Problem requirements: Filter task. Return each line of the material that holds the string "Identify".
- Opening Delimiter -
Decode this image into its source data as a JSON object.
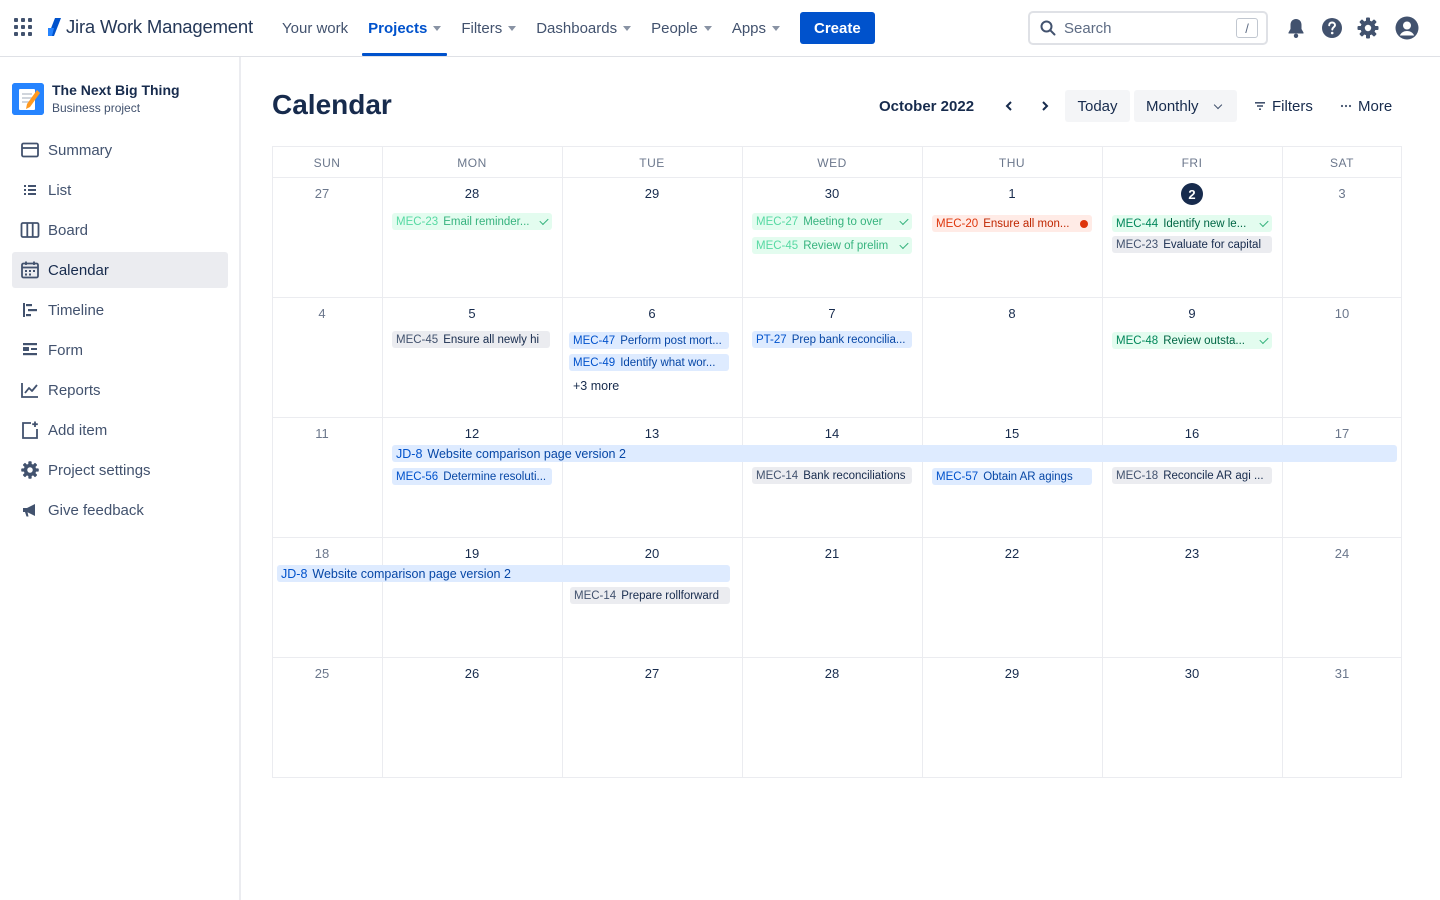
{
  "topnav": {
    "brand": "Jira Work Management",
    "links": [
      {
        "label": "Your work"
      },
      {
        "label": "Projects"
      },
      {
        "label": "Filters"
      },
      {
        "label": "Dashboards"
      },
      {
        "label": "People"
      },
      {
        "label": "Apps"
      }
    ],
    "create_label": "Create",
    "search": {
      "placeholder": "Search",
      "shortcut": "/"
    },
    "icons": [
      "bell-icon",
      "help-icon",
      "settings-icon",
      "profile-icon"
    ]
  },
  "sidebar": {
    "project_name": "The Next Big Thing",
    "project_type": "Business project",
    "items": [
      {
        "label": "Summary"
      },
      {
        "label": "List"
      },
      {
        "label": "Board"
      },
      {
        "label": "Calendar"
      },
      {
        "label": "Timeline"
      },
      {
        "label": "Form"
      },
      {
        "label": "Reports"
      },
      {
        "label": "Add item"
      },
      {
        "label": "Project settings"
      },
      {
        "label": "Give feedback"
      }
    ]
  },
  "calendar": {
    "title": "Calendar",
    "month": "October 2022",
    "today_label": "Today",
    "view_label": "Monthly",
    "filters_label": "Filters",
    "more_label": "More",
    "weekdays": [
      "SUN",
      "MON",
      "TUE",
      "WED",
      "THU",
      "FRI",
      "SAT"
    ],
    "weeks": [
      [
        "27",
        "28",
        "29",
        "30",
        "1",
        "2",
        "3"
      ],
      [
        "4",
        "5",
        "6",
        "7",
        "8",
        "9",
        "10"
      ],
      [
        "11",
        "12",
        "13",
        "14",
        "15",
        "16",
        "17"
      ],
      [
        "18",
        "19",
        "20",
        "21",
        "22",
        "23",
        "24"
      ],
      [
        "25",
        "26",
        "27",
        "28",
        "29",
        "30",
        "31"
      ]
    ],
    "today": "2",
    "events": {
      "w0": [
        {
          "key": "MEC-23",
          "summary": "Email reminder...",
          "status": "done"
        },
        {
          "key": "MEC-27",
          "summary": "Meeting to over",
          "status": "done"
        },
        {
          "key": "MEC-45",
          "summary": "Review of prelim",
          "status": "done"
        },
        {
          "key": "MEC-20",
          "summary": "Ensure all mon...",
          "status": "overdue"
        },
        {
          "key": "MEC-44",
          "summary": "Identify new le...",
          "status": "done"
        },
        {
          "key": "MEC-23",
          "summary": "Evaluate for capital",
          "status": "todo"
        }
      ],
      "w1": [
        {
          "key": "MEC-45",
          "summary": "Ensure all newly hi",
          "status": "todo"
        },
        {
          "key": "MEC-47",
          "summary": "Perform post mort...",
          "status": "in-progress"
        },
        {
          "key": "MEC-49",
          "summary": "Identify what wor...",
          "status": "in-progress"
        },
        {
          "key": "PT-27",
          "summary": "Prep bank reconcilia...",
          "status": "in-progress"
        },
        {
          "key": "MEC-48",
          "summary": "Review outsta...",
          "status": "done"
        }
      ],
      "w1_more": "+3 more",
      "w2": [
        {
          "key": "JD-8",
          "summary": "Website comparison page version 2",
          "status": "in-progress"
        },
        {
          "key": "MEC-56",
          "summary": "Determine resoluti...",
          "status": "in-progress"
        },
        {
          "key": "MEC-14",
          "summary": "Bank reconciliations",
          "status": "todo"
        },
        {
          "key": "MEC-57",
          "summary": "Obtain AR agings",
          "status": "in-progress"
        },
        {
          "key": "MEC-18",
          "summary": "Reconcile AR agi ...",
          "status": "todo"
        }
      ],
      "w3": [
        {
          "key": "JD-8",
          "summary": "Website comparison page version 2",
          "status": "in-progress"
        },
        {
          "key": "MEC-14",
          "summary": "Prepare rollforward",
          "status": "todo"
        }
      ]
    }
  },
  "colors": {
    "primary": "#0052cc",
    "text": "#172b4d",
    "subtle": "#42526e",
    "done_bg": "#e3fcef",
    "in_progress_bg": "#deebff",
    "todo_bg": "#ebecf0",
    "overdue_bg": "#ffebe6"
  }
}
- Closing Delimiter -
Expected answer:
          "summary": "Identify new le...",
          "summary": "Identify what wor...",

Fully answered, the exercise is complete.